▶ WHAT IS BEING ASKED
Locate the string "chevron" in the records below. Copy every line where it occurs.

■ ■ ■ ■ ■

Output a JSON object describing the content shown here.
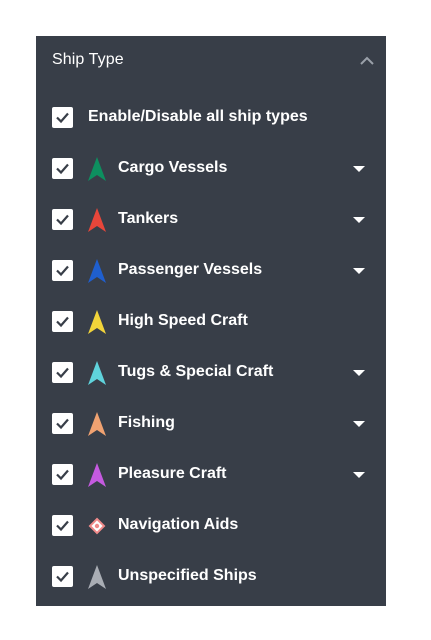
{
  "panel": {
    "title": "Ship Type",
    "collapse_icon": "chevron-up-icon",
    "colors": {
      "background": "#383e48",
      "text": "#ffffff",
      "checkbox": "#ffffff",
      "checkmark": "#383e48"
    }
  },
  "master_toggle": {
    "label": "Enable/Disable all ship types",
    "checked": true
  },
  "ship_types": [
    {
      "label": "Cargo Vessels",
      "checked": true,
      "color": "#0d8f5f",
      "icon": "arrow-icon",
      "has_dropdown": true
    },
    {
      "label": "Tankers",
      "checked": true,
      "color": "#e8463a",
      "icon": "arrow-icon",
      "has_dropdown": true
    },
    {
      "label": "Passenger Vessels",
      "checked": true,
      "color": "#1f5fcf",
      "icon": "arrow-icon",
      "has_dropdown": true
    },
    {
      "label": "High Speed Craft",
      "checked": true,
      "color": "#f2d43a",
      "icon": "arrow-icon",
      "has_dropdown": false
    },
    {
      "label": "Tugs & Special Craft",
      "checked": true,
      "color": "#5fd3dc",
      "icon": "arrow-icon",
      "has_dropdown": true
    },
    {
      "label": "Fishing",
      "checked": true,
      "color": "#f0a271",
      "icon": "arrow-icon",
      "has_dropdown": true
    },
    {
      "label": "Pleasure Craft",
      "checked": true,
      "color": "#c55ae0",
      "icon": "arrow-icon",
      "has_dropdown": true
    },
    {
      "label": "Navigation Aids",
      "checked": true,
      "color": "#f08a8a",
      "icon": "diamond-icon",
      "has_dropdown": false
    },
    {
      "label": "Unspecified Ships",
      "checked": true,
      "color": "#a9adb4",
      "icon": "arrow-icon",
      "has_dropdown": false
    }
  ]
}
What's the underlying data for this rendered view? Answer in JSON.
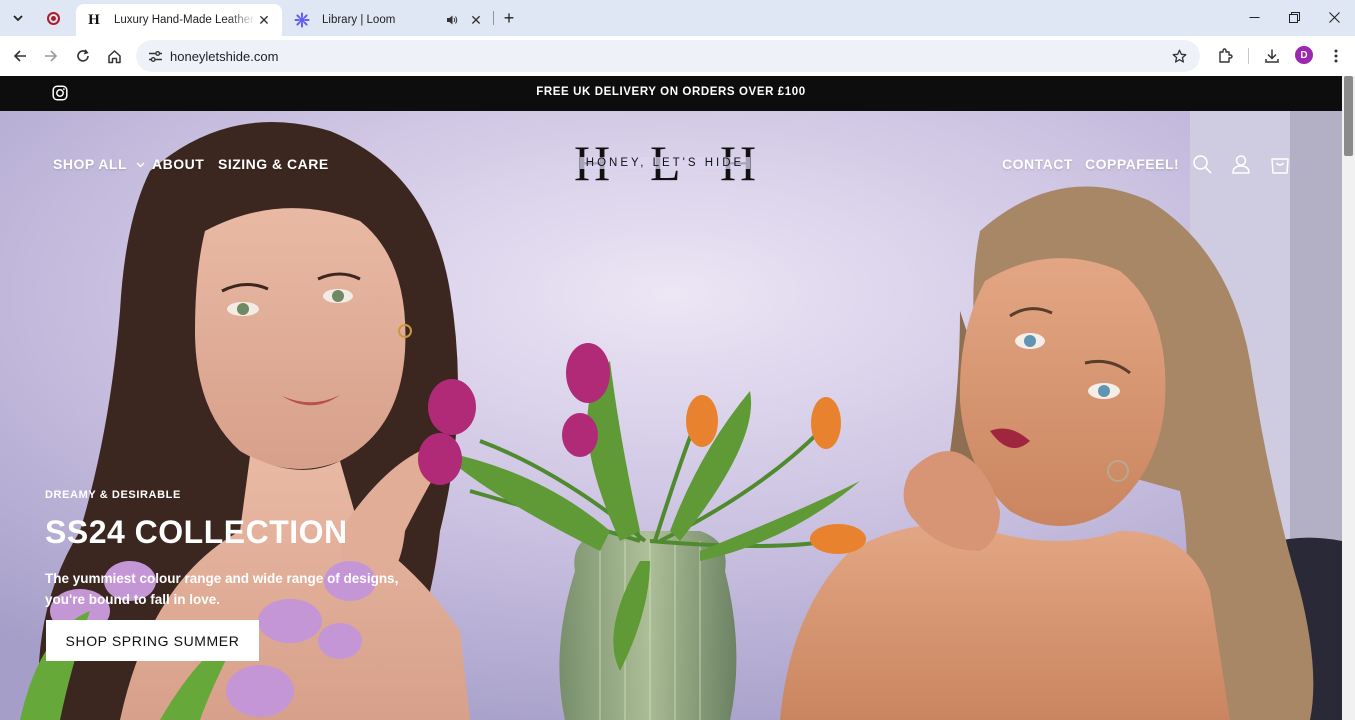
{
  "browser": {
    "tabs": [
      {
        "title": "Luxury Hand-Made Leather Acc",
        "active": true
      },
      {
        "title": "Library | Loom",
        "active": false
      }
    ],
    "url": "honeyletshide.com",
    "profile_initial": "D"
  },
  "page": {
    "announcement": "FREE UK DELIVERY ON ORDERS OVER £100",
    "nav_left": [
      "SHOP ALL",
      "ABOUT",
      "SIZING & CARE"
    ],
    "nav_right": [
      "CONTACT",
      "COPPAFEEL!"
    ],
    "logo": {
      "initials": [
        "H",
        "L",
        "H"
      ],
      "text": "HONEY, LET'S HIDE"
    },
    "hero": {
      "subheading": "DREAMY & DESIRABLE",
      "title": "SS24 COLLECTION",
      "description_lines": [
        "The yummiest colour range and wide range of designs,",
        "you're bound to fall in love."
      ],
      "cta": "SHOP SPRING SUMMER"
    }
  },
  "icons": [
    "instagram-icon",
    "search-icon",
    "account-icon",
    "cart-icon",
    "chevron-down-icon"
  ],
  "colors": {
    "announcement_bg": "#0d0d0d",
    "brand_text": "#111111",
    "tab_strip": "#dfe6f4",
    "profile": "#9c27b0"
  }
}
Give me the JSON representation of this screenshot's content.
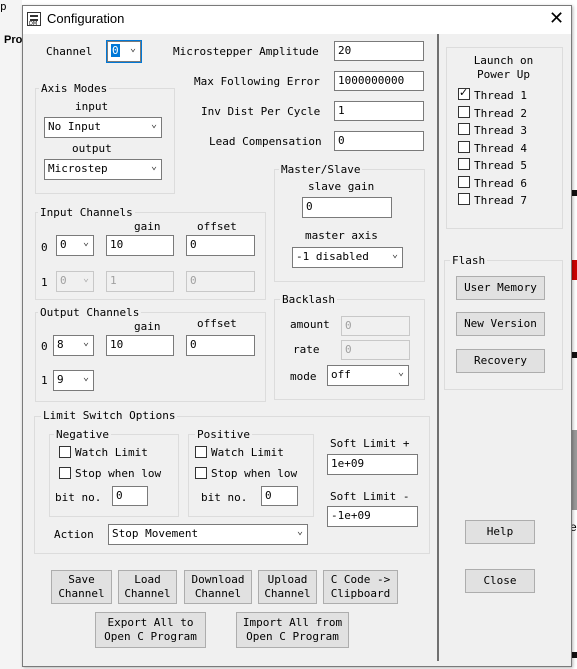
{
  "background": {
    "partial_text_1": "p",
    "partial_text_2": "Pro",
    "partial_text_3": "e"
  },
  "window": {
    "title": "Configuration",
    "close_glyph": "✕"
  },
  "channel": {
    "label": "Channel",
    "value": "0"
  },
  "axis_modes": {
    "title": "Axis Modes",
    "input_label": "input",
    "input_value": "No Input",
    "output_label": "output",
    "output_value": "Microstep"
  },
  "params": {
    "microstepper_amplitude": {
      "label": "Microstepper Amplitude",
      "value": "20"
    },
    "max_following_error": {
      "label": "Max Following Error",
      "value": "1000000000"
    },
    "inv_dist_per_cycle": {
      "label": "Inv Dist Per Cycle",
      "value": "1"
    },
    "lead_compensation": {
      "label": "Lead Compensation",
      "value": "0"
    }
  },
  "input_channels": {
    "title": "Input Channels",
    "gain_label": "gain",
    "offset_label": "offset",
    "rows": [
      {
        "index": "0",
        "channel": "0",
        "gain": "10",
        "offset": "0"
      },
      {
        "index": "1",
        "channel": "0",
        "gain": "1",
        "offset": "0"
      }
    ]
  },
  "output_channels": {
    "title": "Output Channels",
    "gain_label": "gain",
    "offset_label": "offset",
    "rows": [
      {
        "index": "0",
        "channel": "8",
        "gain": "10",
        "offset": "0"
      },
      {
        "index": "1",
        "channel": "9"
      }
    ]
  },
  "master_slave": {
    "title": "Master/Slave",
    "slave_gain_label": "slave gain",
    "slave_gain_value": "0",
    "master_axis_label": "master axis",
    "master_axis_value": "-1 disabled"
  },
  "backlash": {
    "title": "Backlash",
    "amount_label": "amount",
    "amount_value": "0",
    "rate_label": "rate",
    "rate_value": "0",
    "mode_label": "mode",
    "mode_value": "off"
  },
  "limit_switch": {
    "title": "Limit Switch Options",
    "negative": {
      "title": "Negative",
      "watch_limit": "Watch Limit",
      "stop_when_low": "Stop when low",
      "bit_no_label": "bit no.",
      "bit_no_value": "0"
    },
    "positive": {
      "title": "Positive",
      "watch_limit": "Watch Limit",
      "stop_when_low": "Stop when low",
      "bit_no_label": "bit no.",
      "bit_no_value": "0"
    },
    "soft_limit_plus_label": "Soft Limit +",
    "soft_limit_plus_value": "1e+09",
    "soft_limit_minus_label": "Soft Limit -",
    "soft_limit_minus_value": "-1e+09",
    "action_label": "Action",
    "action_value": "Stop Movement"
  },
  "launch": {
    "title_line1": "Launch on",
    "title_line2": "Power Up",
    "threads": [
      {
        "label": "Thread 1",
        "checked": true
      },
      {
        "label": "Thread 2",
        "checked": false
      },
      {
        "label": "Thread 3",
        "checked": false
      },
      {
        "label": "Thread 4",
        "checked": false
      },
      {
        "label": "Thread 5",
        "checked": false
      },
      {
        "label": "Thread 6",
        "checked": false
      },
      {
        "label": "Thread 7",
        "checked": false
      }
    ]
  },
  "flash": {
    "title": "Flash",
    "user_memory": "User Memory",
    "new_version": "New Version",
    "recovery": "Recovery"
  },
  "help_button": "Help",
  "close_button": "Close",
  "bottom_buttons": {
    "save_channel": [
      "Save",
      "Channel"
    ],
    "load_channel": [
      "Load",
      "Channel"
    ],
    "download_channel": [
      "Download",
      "Channel"
    ],
    "upload_channel": [
      "Upload",
      "Channel"
    ],
    "c_code_clipboard": [
      "C Code ->",
      "Clipboard"
    ],
    "export_all": [
      "Export All to",
      "Open C Program"
    ],
    "import_all": [
      "Import All from",
      "Open C Program"
    ]
  }
}
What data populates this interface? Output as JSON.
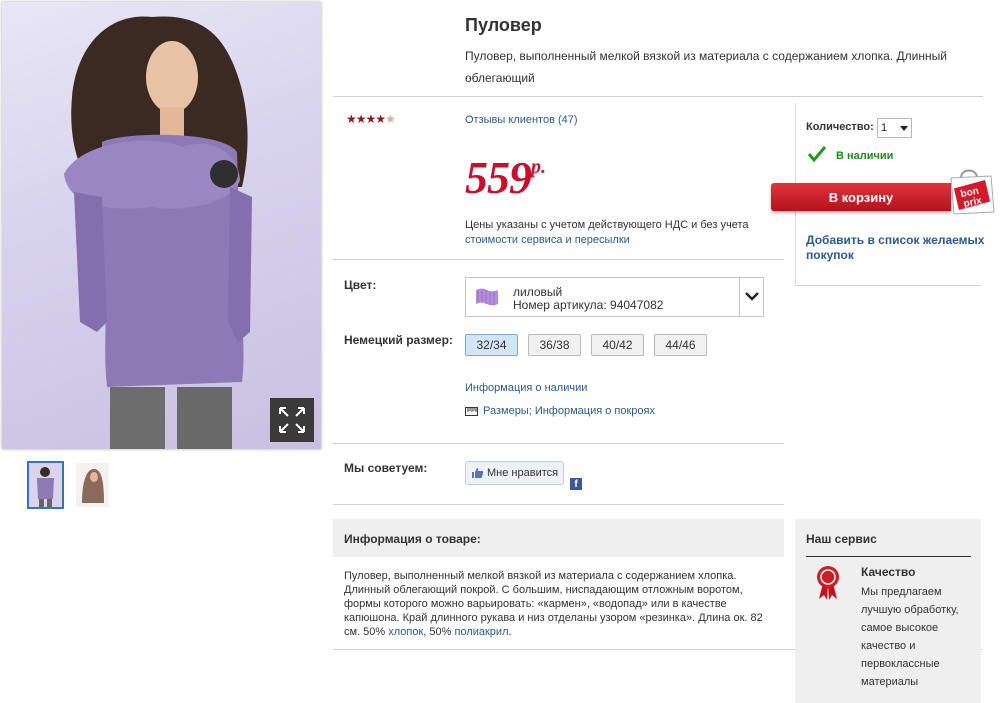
{
  "product": {
    "title": "Пуловер",
    "short_description": "Пуловер, выполненный мелкой вязкой из материала с содержанием хлопка. Длинный облегающий",
    "ellipsis": "...",
    "rating": {
      "stars_filled": 4,
      "stars_total": 5
    },
    "reviews_link": "Отзывы клиентов (47)",
    "price": {
      "amount": "559",
      "currency": "р."
    },
    "vat_note": "Цены указаны с учетом действующего НДС и без учета",
    "vat_link": "стоимости сервиса и пересылки"
  },
  "options": {
    "color_label": "Цвет:",
    "color_name": "лиловый",
    "article_number": "Номер артикула: 94047082",
    "color_swatch": "#b48ed9",
    "size_label": "Немецкий размер:",
    "sizes": [
      "32/34",
      "36/38",
      "40/42",
      "44/46"
    ],
    "selected_size": "32/34",
    "availability_link": "Информация о наличии",
    "size_info_link": "Размеры; Информация о покроях"
  },
  "social": {
    "label": "Мы советуем:",
    "like_button": "Мне нравится",
    "fb_icon": "f"
  },
  "cart": {
    "quantity_label": "Количество:",
    "quantity_value": "1",
    "in_stock": "В наличии",
    "add_to_cart": "В корзину",
    "wishlist_link": "Добавить в список желаемых покупок",
    "bag_brand": "bon prix"
  },
  "info": {
    "heading": "Информация о товаре:",
    "text_before": "Пуловер, выполненный мелкой вязкой из материала с содержанием хлопка. Длинный облегающий покрой. С большим, ниспадающим отложным воротом, формы которого можно варьировать: «кармен», «водопад» или в качестве капюшона. Край длинного рукава и низ отделаны узором «резинка». Длина ок. 82 см. 50% ",
    "link_cotton": "хлопок",
    "text_middle": ", 50% ",
    "link_polyacryl": "полиакрил",
    "text_after": "."
  },
  "service": {
    "title": "Наш сервис",
    "subtitle": "Качество",
    "text": "Мы предлагаем лучшую обработку, самое высокое качество и первоклассные материалы"
  },
  "colors": {
    "price_red": "#c8102e",
    "link_blue": "#2b5b8f",
    "instock_green": "#1f8a1f"
  }
}
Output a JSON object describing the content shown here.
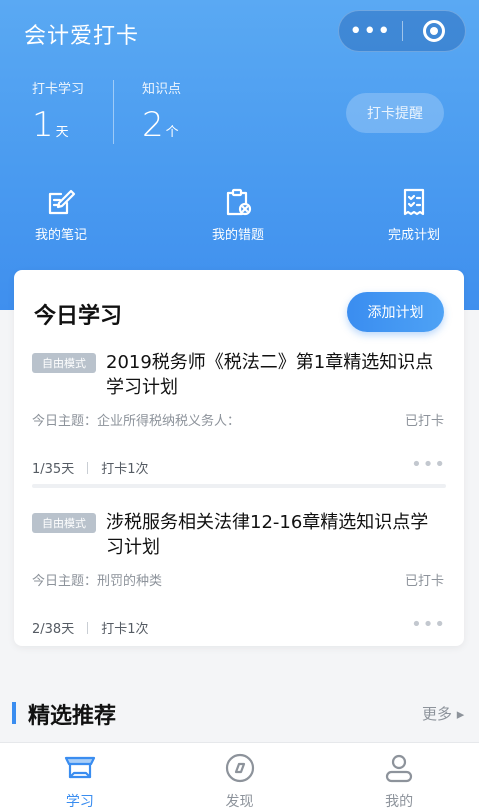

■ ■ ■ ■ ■

▶ YOUR RESPONSE
    "collapse_icon": "chevron-up-icon",
    "chevron-down-icon"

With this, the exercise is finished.